Problem requirements:
Each line of the records below that holds "this" should be returned.

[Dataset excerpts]
• • •
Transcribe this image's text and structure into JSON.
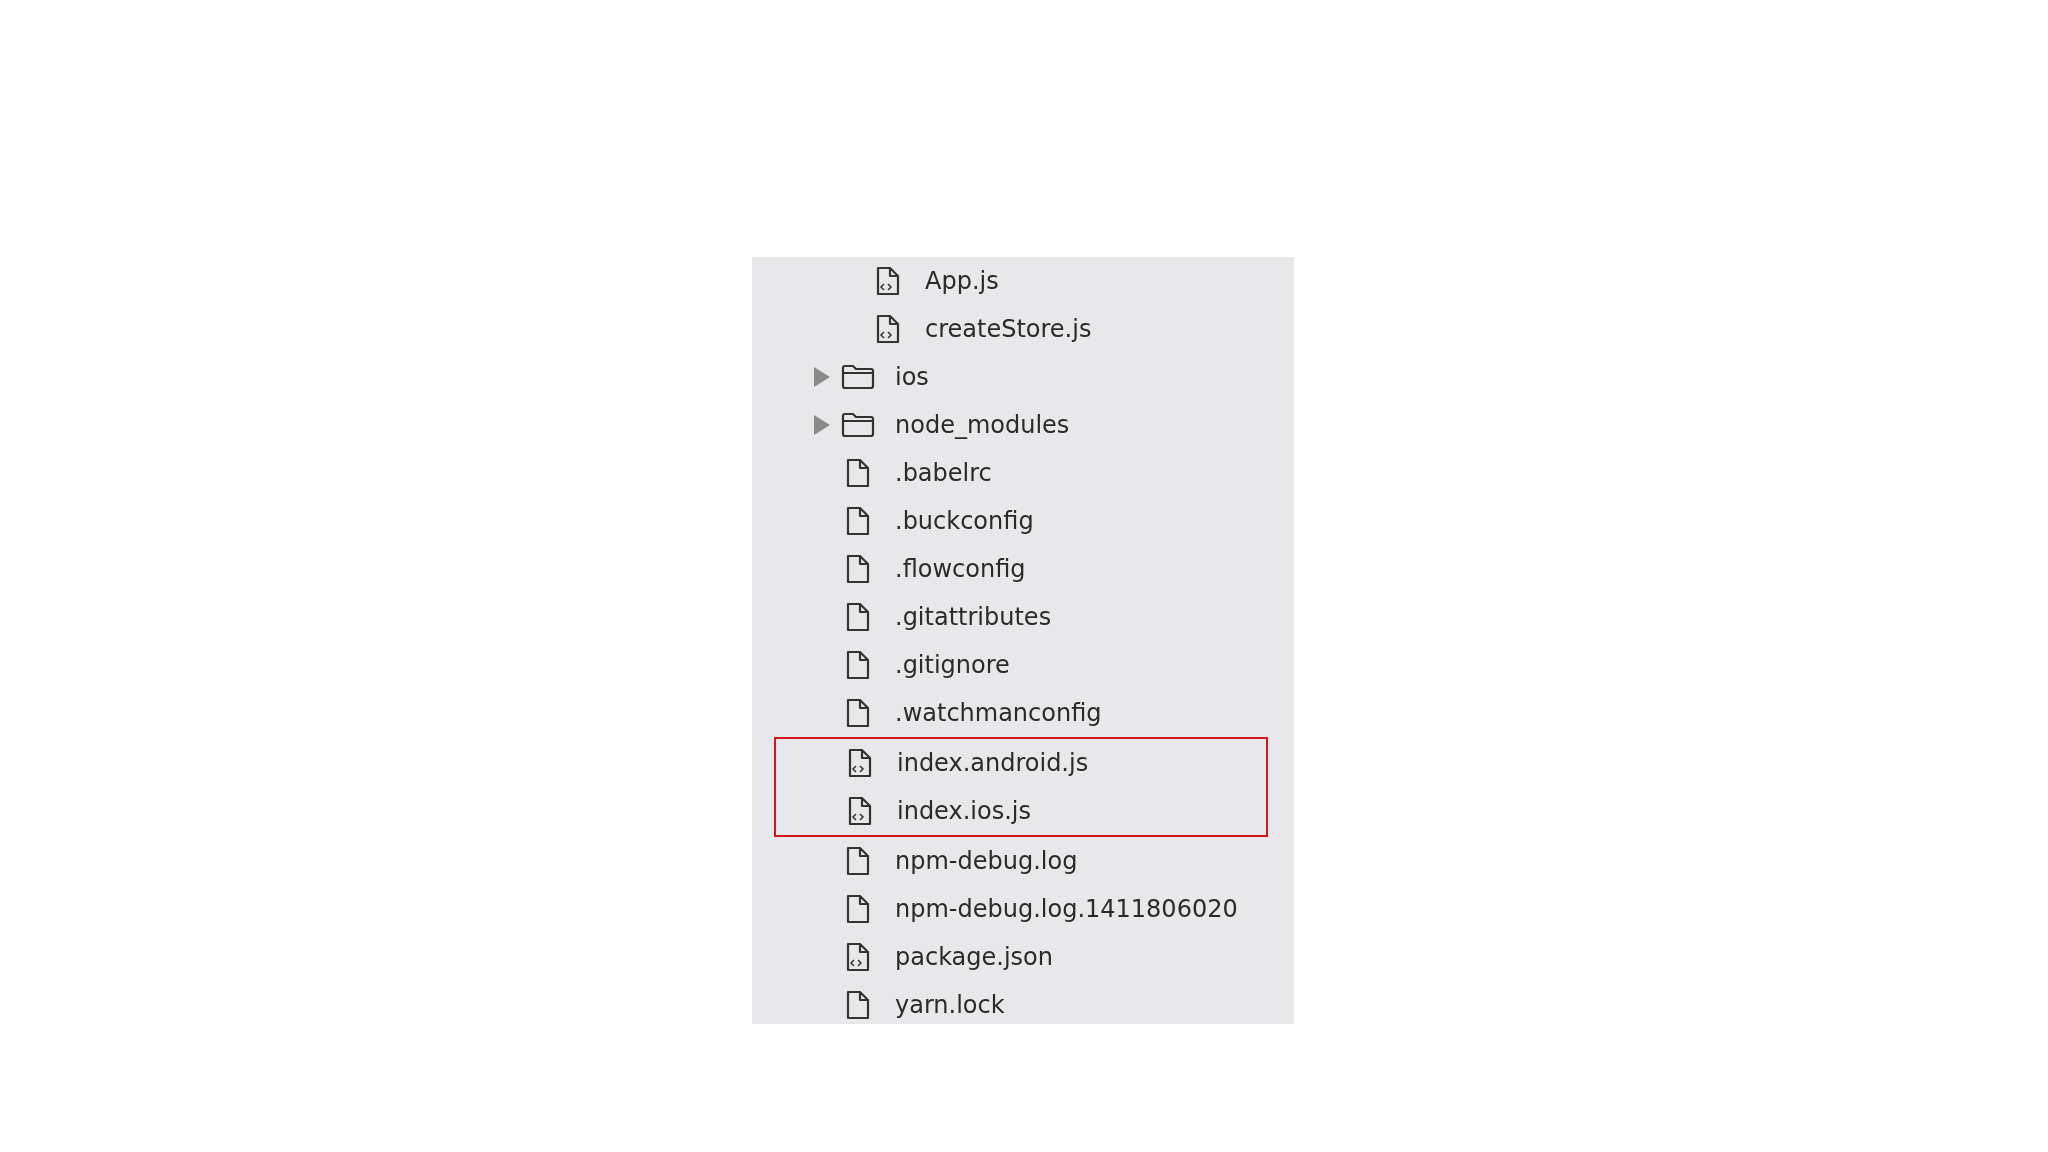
{
  "file_tree": {
    "items": [
      {
        "kind": "hidden_parent",
        "children": [
          {
            "kind": "code_file",
            "name": "App.js",
            "highlighted": false
          },
          {
            "kind": "code_file",
            "name": "createStore.js",
            "highlighted": false
          }
        ]
      },
      {
        "kind": "folder",
        "name": "ios",
        "expanded": false,
        "highlighted": false
      },
      {
        "kind": "folder",
        "name": "node_modules",
        "expanded": false,
        "highlighted": false
      },
      {
        "kind": "file",
        "name": ".babelrc",
        "highlighted": false
      },
      {
        "kind": "file",
        "name": ".buckconfig",
        "highlighted": false
      },
      {
        "kind": "file",
        "name": ".flowconfig",
        "highlighted": false
      },
      {
        "kind": "file",
        "name": ".gitattributes",
        "highlighted": false
      },
      {
        "kind": "file",
        "name": ".gitignore",
        "highlighted": false
      },
      {
        "kind": "file",
        "name": ".watchmanconfig",
        "highlighted": false
      },
      {
        "kind": "code_file",
        "name": "index.android.js",
        "highlighted": true
      },
      {
        "kind": "code_file",
        "name": "index.ios.js",
        "highlighted": true
      },
      {
        "kind": "file",
        "name": "npm-debug.log",
        "highlighted": false
      },
      {
        "kind": "file",
        "name": "npm-debug.log.1411806020",
        "highlighted": false
      },
      {
        "kind": "code_file",
        "name": "package.json",
        "highlighted": false
      },
      {
        "kind": "file",
        "name": "yarn.lock",
        "highlighted": false
      }
    ]
  }
}
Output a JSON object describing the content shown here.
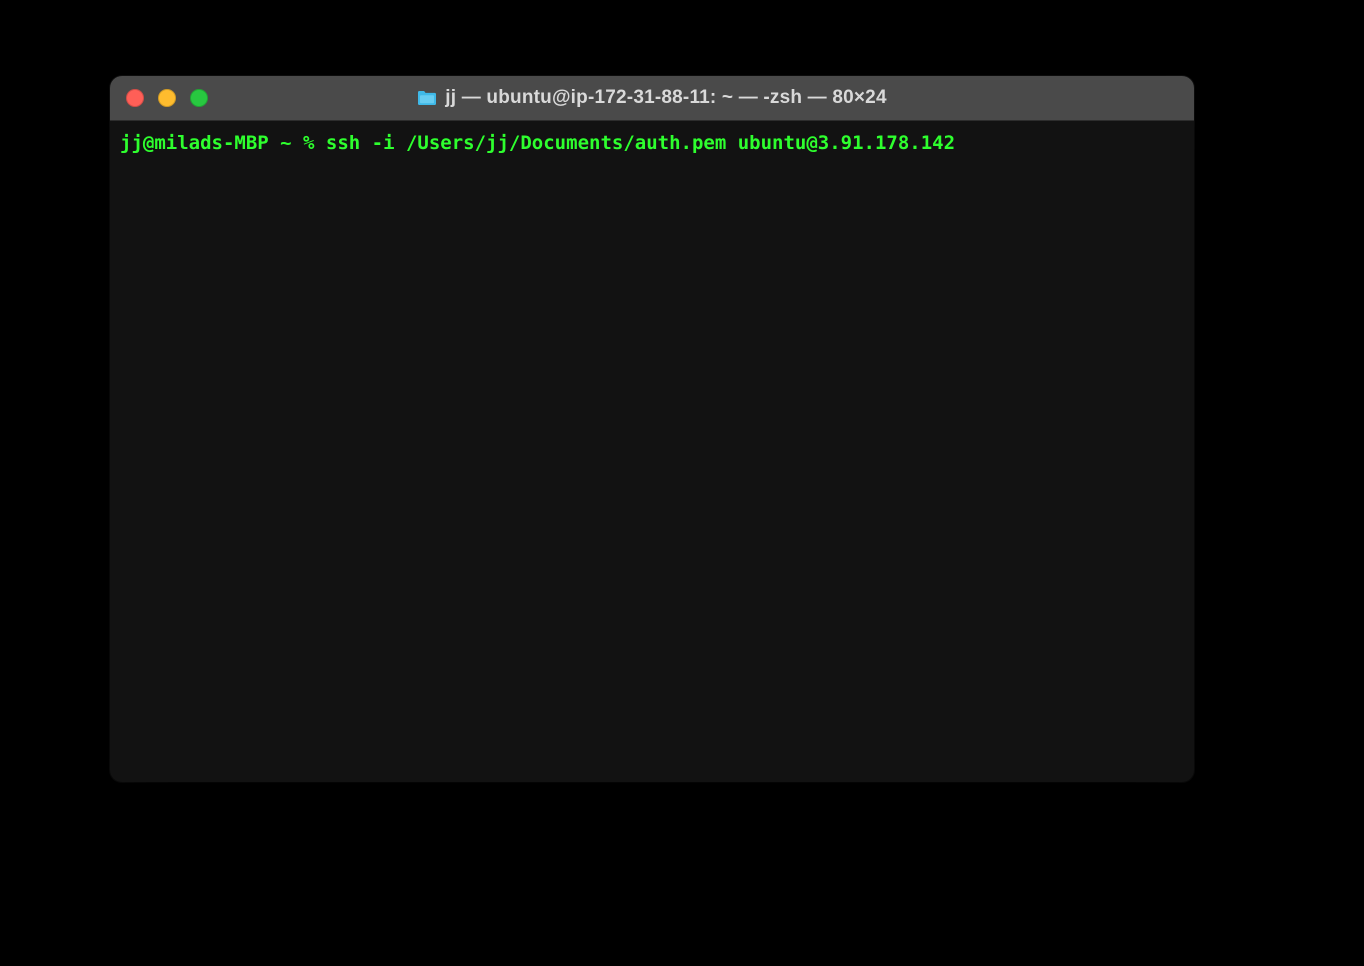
{
  "window": {
    "title": "jj — ubuntu@ip-172-31-88-11: ~ — -zsh — 80×24",
    "icon": "folder-icon"
  },
  "terminal": {
    "prompt": "jj@milads-MBP ~ % ",
    "command": "ssh -i /Users/jj/Documents/auth.pem ubuntu@3.91.178.142"
  },
  "colors": {
    "text": "#2EFF2E",
    "titlebar_bg": "#4a4a4a",
    "body_bg": "#121212"
  }
}
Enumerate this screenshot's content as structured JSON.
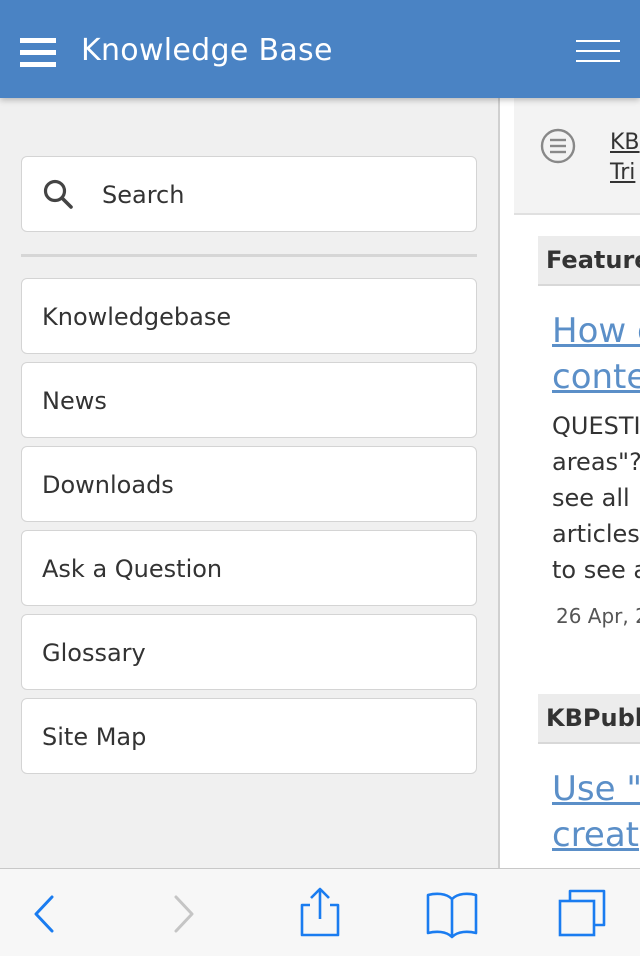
{
  "header": {
    "title": "Knowledge Base",
    "menu_icon": "hamburger-menu-icon",
    "nav_toggle_icon": "navigation-toggle-icon"
  },
  "sidebar": {
    "search": {
      "placeholder": "Search",
      "value": "",
      "icon": "search-icon"
    },
    "items": [
      {
        "label": "Knowledgebase"
      },
      {
        "label": "News"
      },
      {
        "label": "Downloads"
      },
      {
        "label": "Ask a Question"
      },
      {
        "label": "Glossary"
      },
      {
        "label": "Site Map"
      }
    ]
  },
  "content": {
    "toc": {
      "icon": "list-icon",
      "line1": "KB",
      "line2": "Tri"
    },
    "sections": [
      {
        "heading": "Feature",
        "article": {
          "title_line1": "How c",
          "title_line2": "conte",
          "excerpt_lines": [
            "QUESTI",
            "areas\"?",
            "see all",
            "articles",
            "to see a"
          ],
          "date": "26 Apr, 2"
        }
      },
      {
        "heading": "KBPubl",
        "article": {
          "title_line1": "Use \"",
          "title_line2": "creat"
        }
      }
    ]
  },
  "toolbar": {
    "back_icon": "back-chevron-icon",
    "forward_icon": "forward-chevron-icon",
    "share_icon": "share-icon",
    "bookmarks_icon": "bookmarks-book-icon",
    "tabs_icon": "tabs-icon",
    "accent_color": "#1a7cf0",
    "disabled_color": "#c5c5c5"
  },
  "colors": {
    "header_bg": "#4a83c4",
    "link": "#5b8fc8",
    "sidebar_bg": "#f0f0f0"
  }
}
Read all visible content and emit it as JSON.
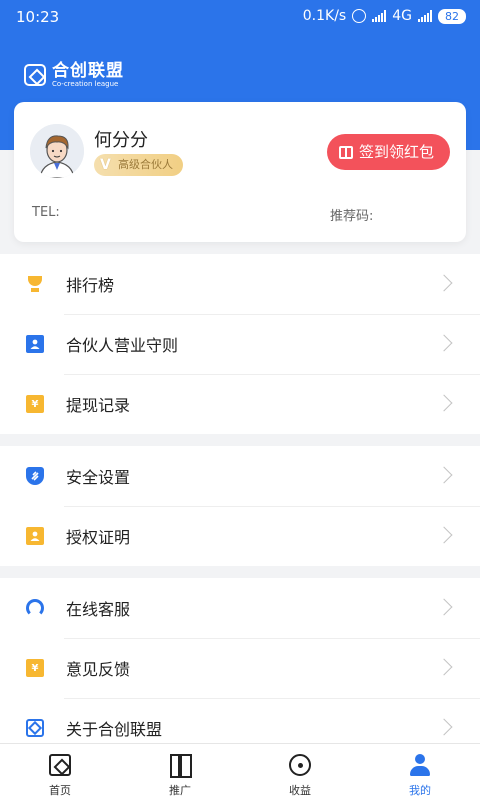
{
  "status_bar": {
    "time": "10:23",
    "speed": "0.1K/s",
    "network": "4G",
    "battery": "82"
  },
  "brand": {
    "name": "合创联盟",
    "subtitle": "Co-creation league"
  },
  "profile": {
    "name": "何分分",
    "level": "高级合伙人",
    "level_mark": "V",
    "checkin_label": "签到领红包",
    "tel_label": "TEL:",
    "referral_label": "推荐码:"
  },
  "menu_groups": [
    [
      {
        "label": "排行榜",
        "icon": "trophy-icon"
      },
      {
        "label": "合伙人营业守则",
        "icon": "person-card-icon"
      },
      {
        "label": "提现记录",
        "icon": "yuan-icon",
        "glyph": "¥"
      }
    ],
    [
      {
        "label": "安全设置",
        "icon": "shield-icon"
      },
      {
        "label": "授权证明",
        "icon": "certificate-icon"
      }
    ],
    [
      {
        "label": "在线客服",
        "icon": "headset-icon"
      },
      {
        "label": "意见反馈",
        "icon": "feedback-icon",
        "glyph": "¥"
      },
      {
        "label": "关于合创联盟",
        "icon": "brand-logo-icon"
      }
    ]
  ],
  "tabbar": [
    {
      "label": "首页",
      "icon": "home-icon"
    },
    {
      "label": "推广",
      "icon": "promotion-icon"
    },
    {
      "label": "收益",
      "icon": "earnings-icon"
    },
    {
      "label": "我的",
      "icon": "me-icon",
      "active": true
    }
  ],
  "colors": {
    "primary": "#2b74ea",
    "checkin": "#f3525b",
    "gold": "#f7b731"
  }
}
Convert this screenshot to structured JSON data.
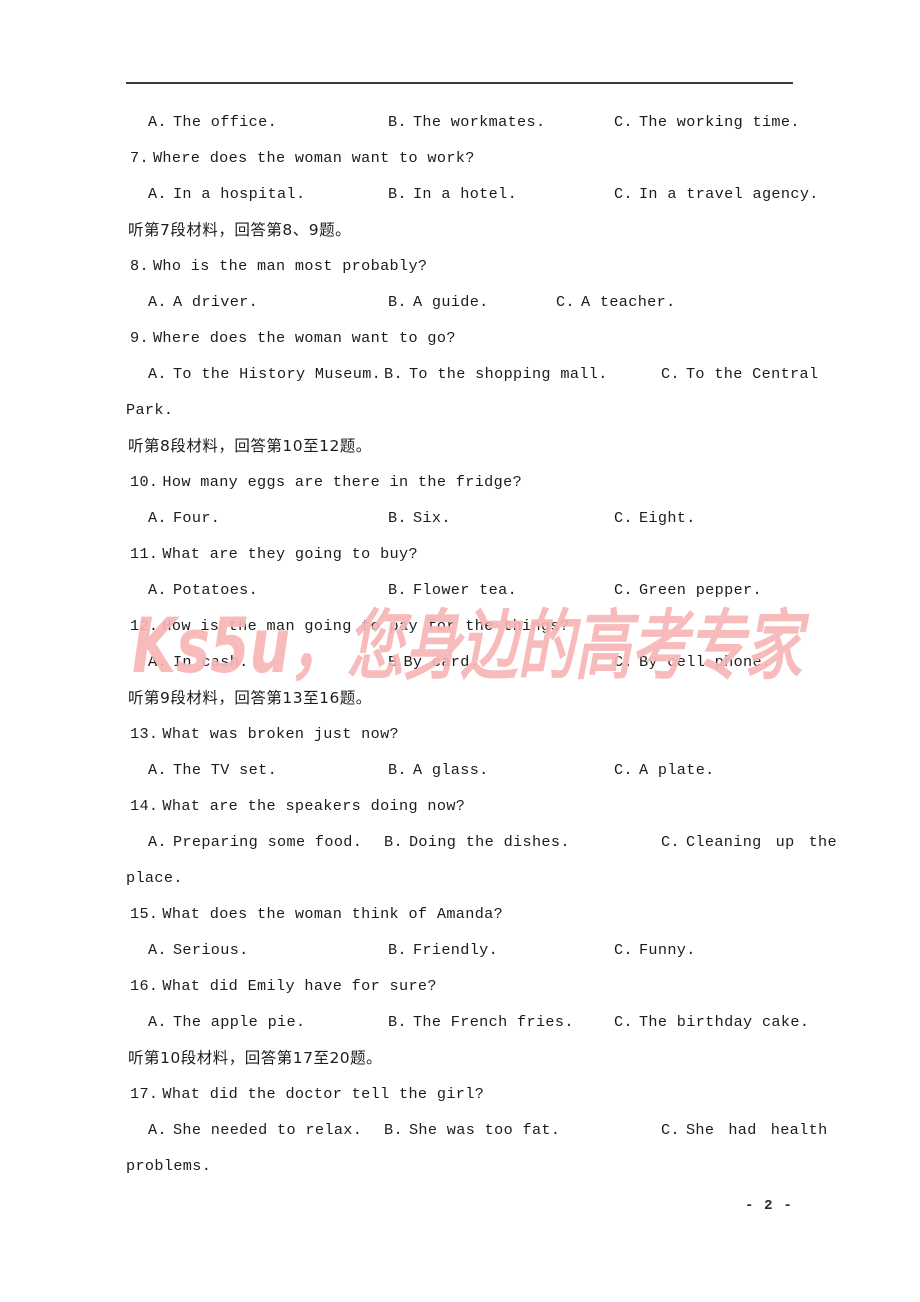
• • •
Task answer:
Transcribe this image's text and structure into JSON.
Enumerate this screenshot's content as structured JSON.
Convert this screenshot to structured JSON data.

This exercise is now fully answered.